Of course, people changed their attitude towards me. Many people actually stopped noticing me (and changing their facial expression due to that), but the funniest part is that other photographers, often hired by the hosts of the events, kept asking me if that was my only camera and if I was really making a professional reportage with such non-professional equipment.

When I felt that the project was ready, I stopped running around Europe and started working on the book. I took care of the final stage (the actual publishing of the ebook) far from home, in southern Italy. While I was there I stumbled on this incredible story about the crew of a Greek ferry that decided to hold the ship hostage in order to force the company to pay their wages.

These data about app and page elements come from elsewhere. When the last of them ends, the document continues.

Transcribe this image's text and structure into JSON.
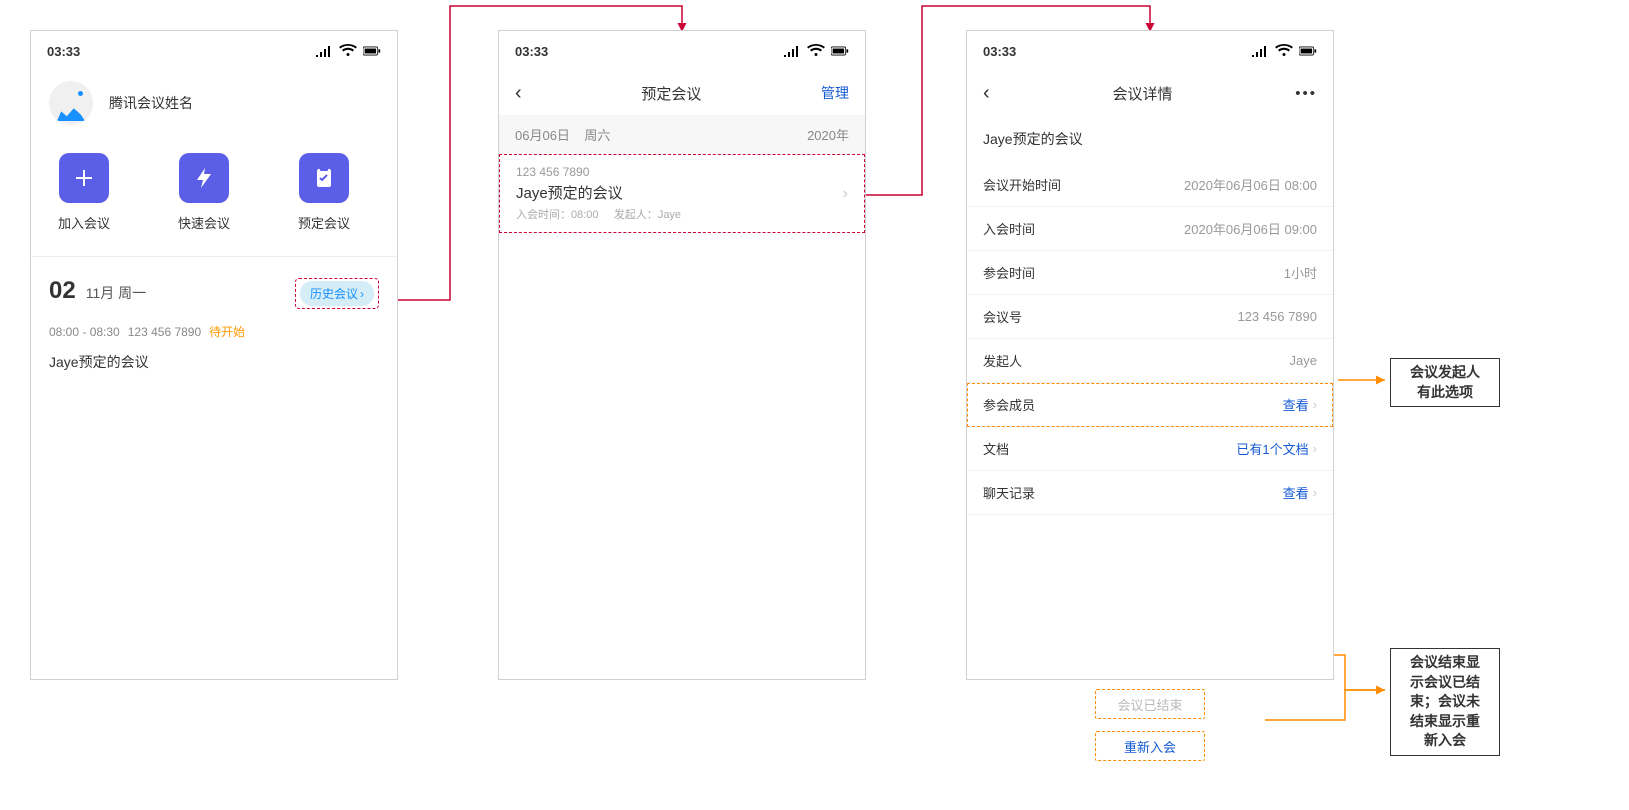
{
  "statusbar": {
    "time": "03:33"
  },
  "screen1": {
    "profile_name": "腾讯会议姓名",
    "actions": {
      "join": "加入会议",
      "quick": "快速会议",
      "schedule": "预定会议"
    },
    "date_num": "02",
    "date_text": "11月 周一",
    "history_label": "历史会议",
    "meeting_time": "08:00 - 08:30",
    "meeting_id": "123 456 7890",
    "meeting_status": "待开始",
    "meeting_title": "Jaye预定的会议"
  },
  "screen2": {
    "nav_title": "预定会议",
    "nav_action": "管理",
    "section_date": "06月06日",
    "section_day": "周六",
    "section_year": "2020年",
    "item_id": "123 456 7890",
    "item_title": "Jaye预定的会议",
    "item_sub_time_label": "入会时间：",
    "item_sub_time": "08:00",
    "item_sub_host_label": "发起人：",
    "item_sub_host": "Jaye"
  },
  "screen3": {
    "nav_title": "会议详情",
    "title": "Jaye预定的会议",
    "rows": {
      "start_label": "会议开始时间",
      "start_value": "2020年06月06日  08:00",
      "join_label": "入会时间",
      "join_value": "2020年06月06日  09:00",
      "duration_label": "参会时间",
      "duration_value": "1小时",
      "id_label": "会议号",
      "id_value": "123 456 7890",
      "host_label": "发起人",
      "host_value": "Jaye",
      "members_label": "参会成员",
      "members_value": "查看",
      "doc_label": "文档",
      "doc_value": "已有1个文档",
      "chat_label": "聊天记录",
      "chat_value": "查看"
    },
    "btn_ended": "会议已结束",
    "btn_rejoin": "重新入会"
  },
  "annotations": {
    "members_note": "会议发起人\n有此选项",
    "footer_note": "会议结束显\n示会议已结\n束；会议未\n结束显示重\n新入会"
  }
}
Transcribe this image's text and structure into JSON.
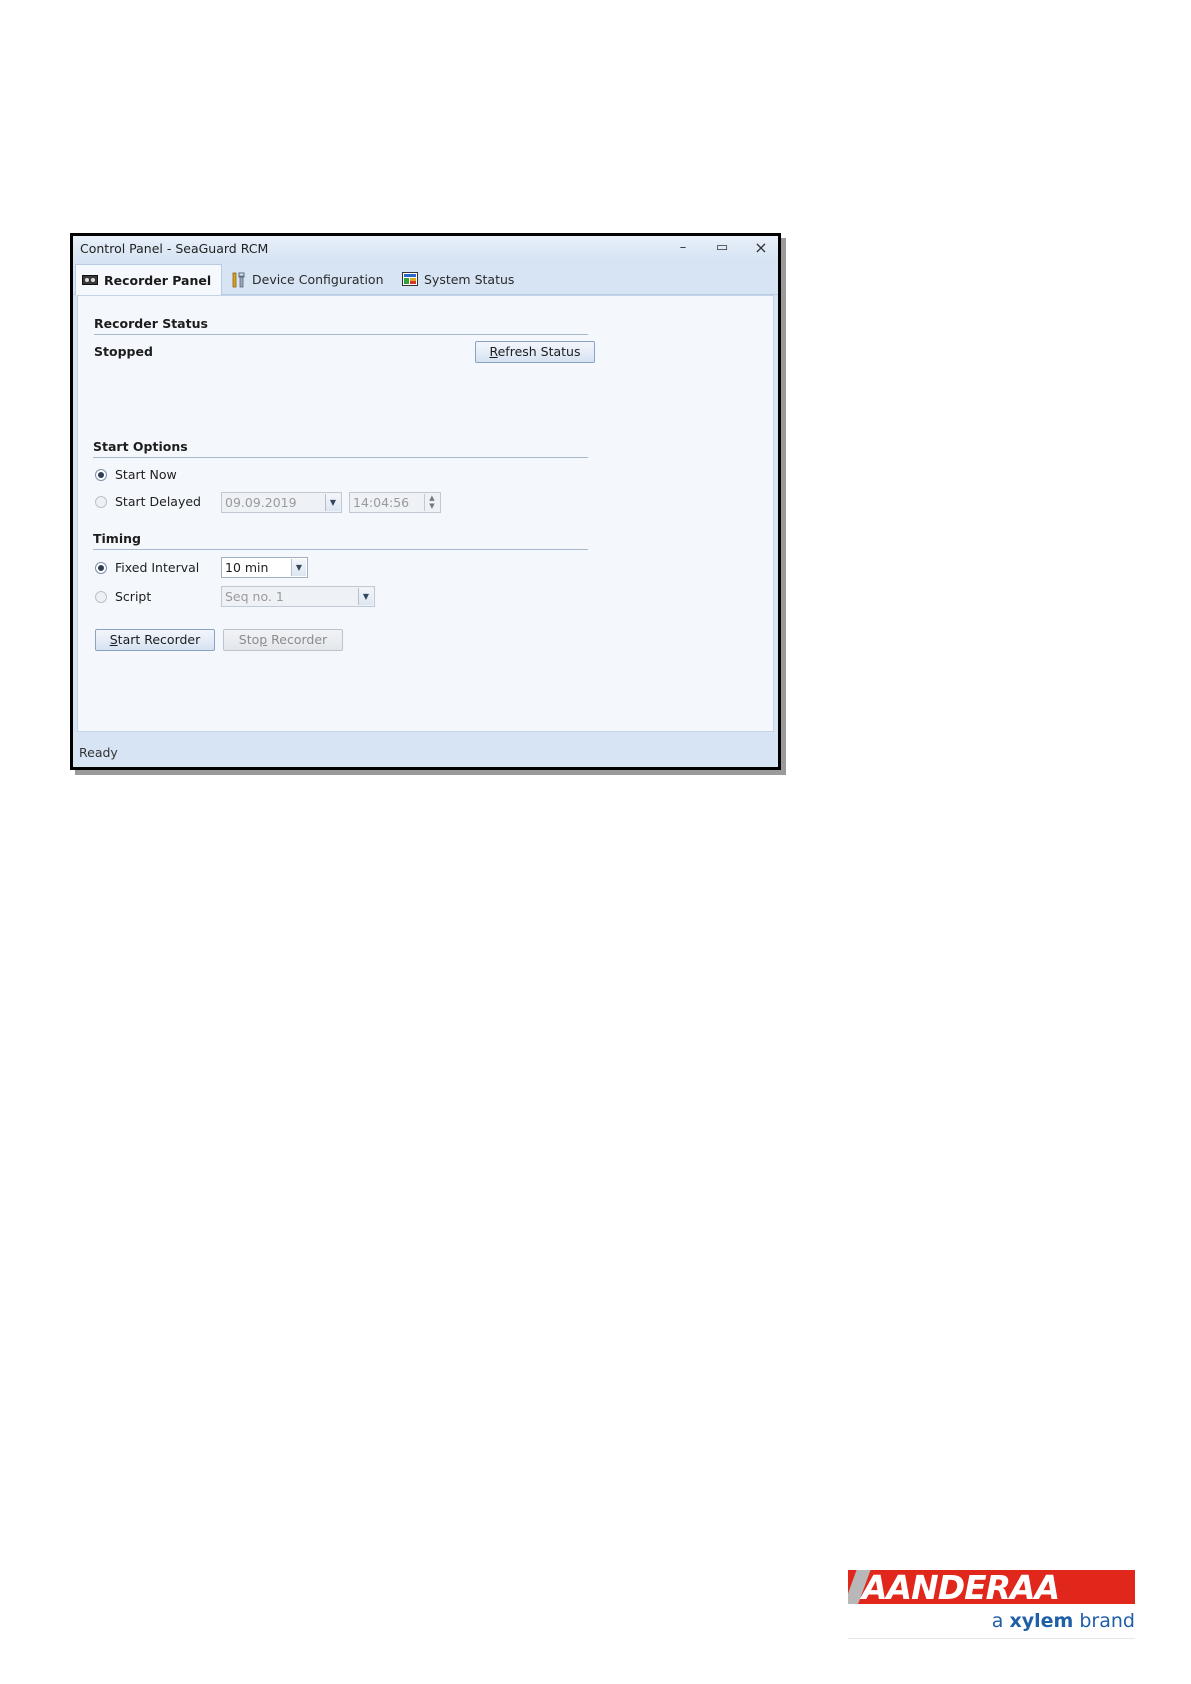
{
  "window": {
    "title": "Control Panel - SeaGuard RCM",
    "minimize_glyph": "–",
    "maximize_glyph": "▭",
    "close_glyph": "×"
  },
  "tabs": [
    {
      "label": "Recorder Panel",
      "icon": "recorder-icon",
      "active": true
    },
    {
      "label": "Device Configuration",
      "icon": "tools-icon",
      "active": false
    },
    {
      "label": "System Status",
      "icon": "status-icon",
      "active": false
    }
  ],
  "recorder_status": {
    "heading": "Recorder Status",
    "state": "Stopped",
    "refresh_prefix": "R",
    "refresh_rest": "efresh Status"
  },
  "start_options": {
    "heading": "Start Options",
    "start_now_label": "Start Now",
    "start_now_selected": true,
    "start_delayed_label": "Start Delayed",
    "start_delayed_selected": false,
    "date_value": "09.09.2019",
    "time_value": "14:04:56"
  },
  "timing": {
    "heading": "Timing",
    "fixed_interval_label": "Fixed Interval",
    "fixed_interval_selected": true,
    "interval_value": "10 min",
    "script_label": "Script",
    "script_selected": false,
    "script_value": "Seq no. 1"
  },
  "actions": {
    "start_prefix": "S",
    "start_rest": "tart Recorder",
    "stop_a": "Sto",
    "stop_ul": "p",
    "stop_b": " Recorder"
  },
  "status_bar": {
    "text": "Ready"
  },
  "logo": {
    "brand": "AANDERAA",
    "sub_a": "a ",
    "sub_xylem": "xylem",
    "sub_brand": " brand",
    "colors": {
      "red": "#e1261c",
      "blue": "#1f5fa8"
    }
  }
}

The story was too big not to cover it, so I took all the equipment I had with me at the moment and jumped aboard the captured ship. Needless to say, I only had my Olympus OM-D E-M5, my Panasonic 20mm F1.7 and a Canon Speedlite 580. Of course, I already knew that all those things were more than good enough to take excellent pictures, so I decided to take the stress test on my equipment a little further: I took all the pictures in JPEG format, insted of the more forgiving RAW.

Image

After the first few days shooting inside the non-powered ship, with the weirdest light conditions ever, I realized that I would have never stepped away from the OM-D again. Every single picture was good straight out of the camera. And, I suppose, it couldn’t be in any different way, because JPEGs have a very small margin when it comes to postproduction, especially if, like me, you don’t make use of Photoshop.

If in 2009 you would have asked me if a MFT camera was good enough to be employed as the sole mean to make a professional reportage, I would have laughed at you, no doubt about it. But now I’m pretty sure that it’s the other way around, I feel that now it’s the time to question ourselves if reflex cameras are the only possible tool for a photographer. And my answer is, of course, a huge no.

(Both reportages are currently available for purchase on Lulu.com both in English and Italian)

Professional reportage with Olympus OM-D, my transition from reflex to MFT cameras

The first post

So it looks like I opened a new blog. It’s been like five years since I wrote my last, not so enthusiastic post on a blog, so I suppose getting back on the track will be a very tough and (hopefully) fun experience.

Since this is my first post, I’m gonna introduce myself. My name’s Stefano, I’m a reportage photographer and I do a lot of other things when I’m not running around the globe to take pics of peculiar people doing peculiar stuff. This is what I do for a living, but it’s also so much more.

When I started this adventure I was very bored with my studio work: photography seemed to be the least interesting thing in the universe at the time. But as soon as I set off on my journey through rituals of body suspension all the great feelings I used to have while taking pictures got immediately back to me. I felt like I was doing serious stuff for the first time in my life and I had the distinct impression that my photography could impact people lives in a positive way. It took three or four years to these things to turn out true, but still they did.

There are many things that make this kind of photography not so fun, like the emotional setbacks of the negative situations I often witnessed, or the fact that reportage photography fees are nowhere near those of fashion or wedding photography, or again the fact that I spent the last three years of my life on the move. But in all honesty, I feel like there’s no other kind of photography I can do as well as this. I feel confident in my skills and I like my own way of getting along with my subjects and making my presence anything but a burden to them. Portrait photography is the another field that makes me feel this way.  But it lacks the adventure part.

Well, now you know how it all started. I promise I’ll be writing about all I did in the past and what I’m doing right now, photographically speaking. There are a lot of stories that just need to be told and a lot of projects I’m gonna publish and show you on these pages.

Stay tuned,

Yours truly,

Stefano

Image

 

If you’re wondering: yep, it’s a shower.   ; )

The first post